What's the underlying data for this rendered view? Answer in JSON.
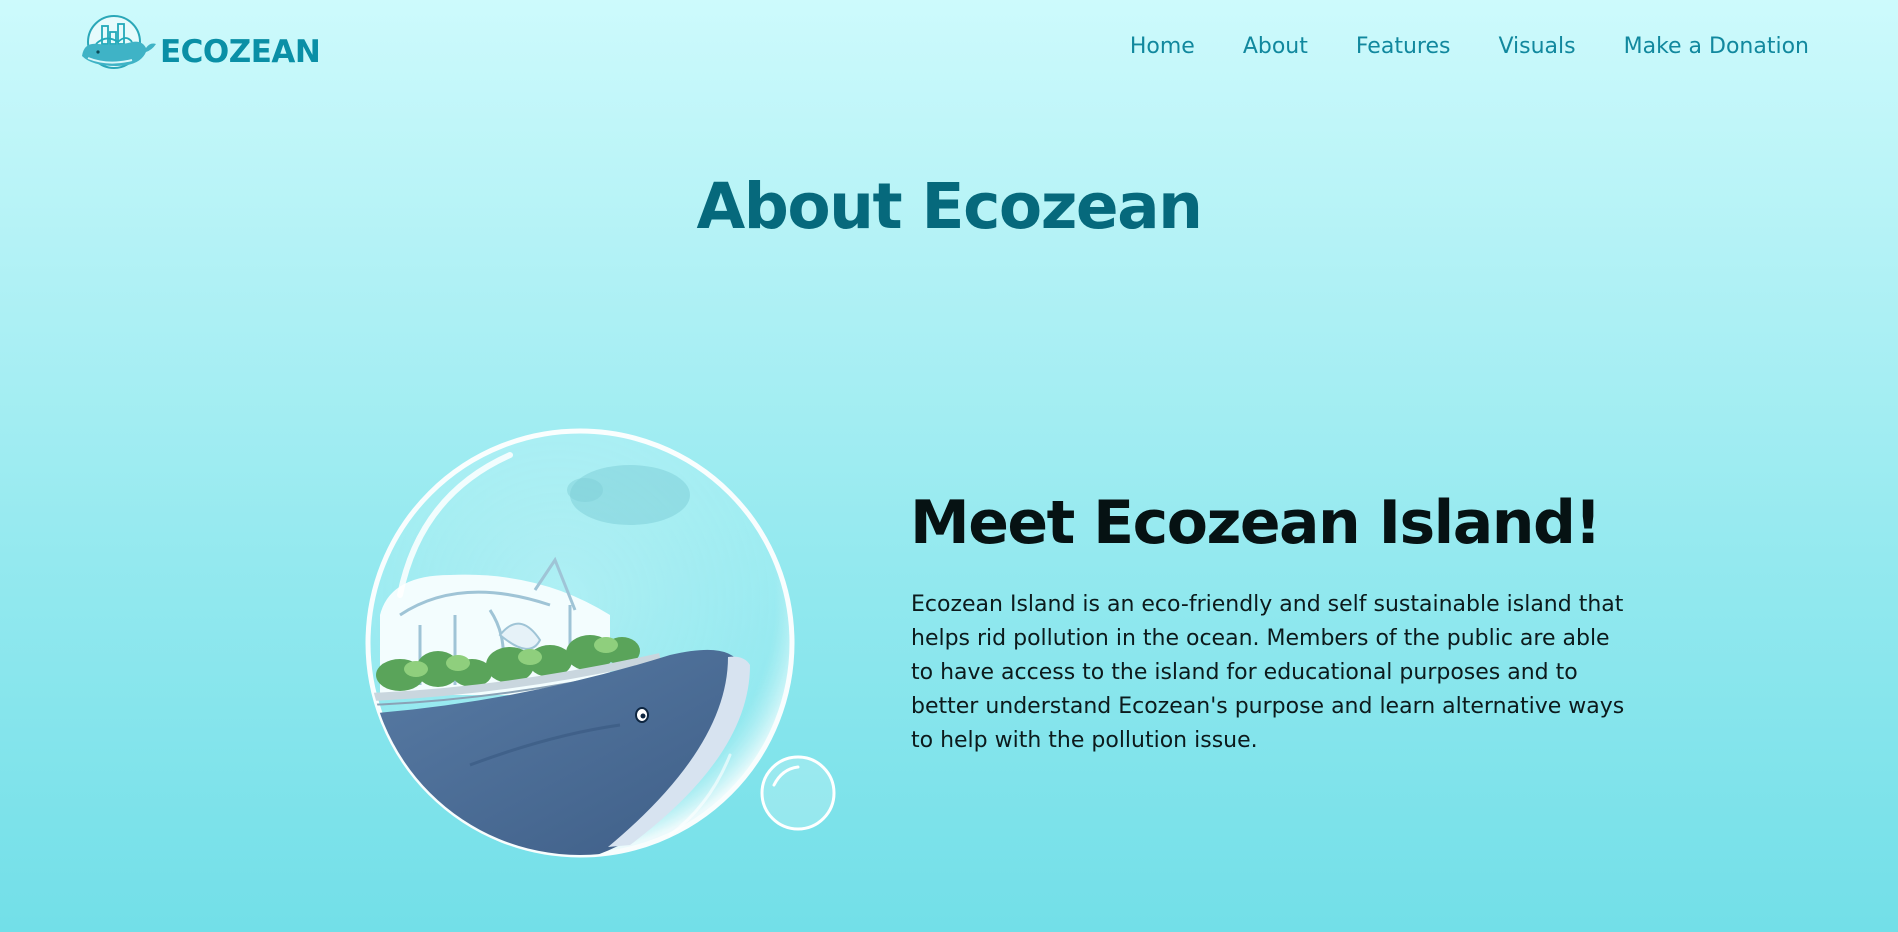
{
  "header": {
    "logo_text": "ECOZEAN",
    "nav": [
      {
        "label": "Home"
      },
      {
        "label": "About"
      },
      {
        "label": "Features"
      },
      {
        "label": "Visuals"
      },
      {
        "label": "Make a Donation"
      }
    ]
  },
  "main": {
    "title": "About Ecozean",
    "hero": {
      "heading": "Meet Ecozean Island!",
      "body": "Ecozean Island is an eco-friendly and self sustainable island that helps rid pollution in the ocean. Members of the public are able to have access to the island for educational purposes and to better understand Ecozean's purpose and learn alternative ways to help with the pollution issue.",
      "illustration": "whale-island-bubble-illustration"
    }
  },
  "colors": {
    "brand": "#0a8fa6",
    "nav_link": "#11889e",
    "title": "#06697c",
    "background_top": "#cdfafc",
    "background_bottom": "#72dfe8"
  }
}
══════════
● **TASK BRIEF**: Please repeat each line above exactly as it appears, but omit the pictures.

● **SOLUTION FOR THIS PROBLEM**:
What's the underlying data for this rendered view? Answer in JSON.
{
  "header": {
    "logo_text": "ECOZEAN",
    "nav": [
      {
        "label": "Home"
      },
      {
        "label": "About"
      },
      {
        "label": "Features"
      },
      {
        "label": "Visuals"
      },
      {
        "label": "Make a Donation"
      }
    ]
  },
  "main": {
    "title": "About Ecozean",
    "hero": {
      "heading": "Meet Ecozean Island!",
      "body": "Ecozean Island is an eco-friendly and self sustainable island that helps rid pollution in the ocean. Members of the public are able to have access to the island for educational purposes and to better understand Ecozean's purpose and learn alternative ways to help with the pollution issue.",
      "illustration": "whale-island-bubble-illustration"
    }
  },
  "colors": {
    "brand": "#0a8fa6",
    "nav_link": "#11889e",
    "title": "#06697c",
    "background_top": "#cdfafc",
    "background_bottom": "#72dfe8"
  }
}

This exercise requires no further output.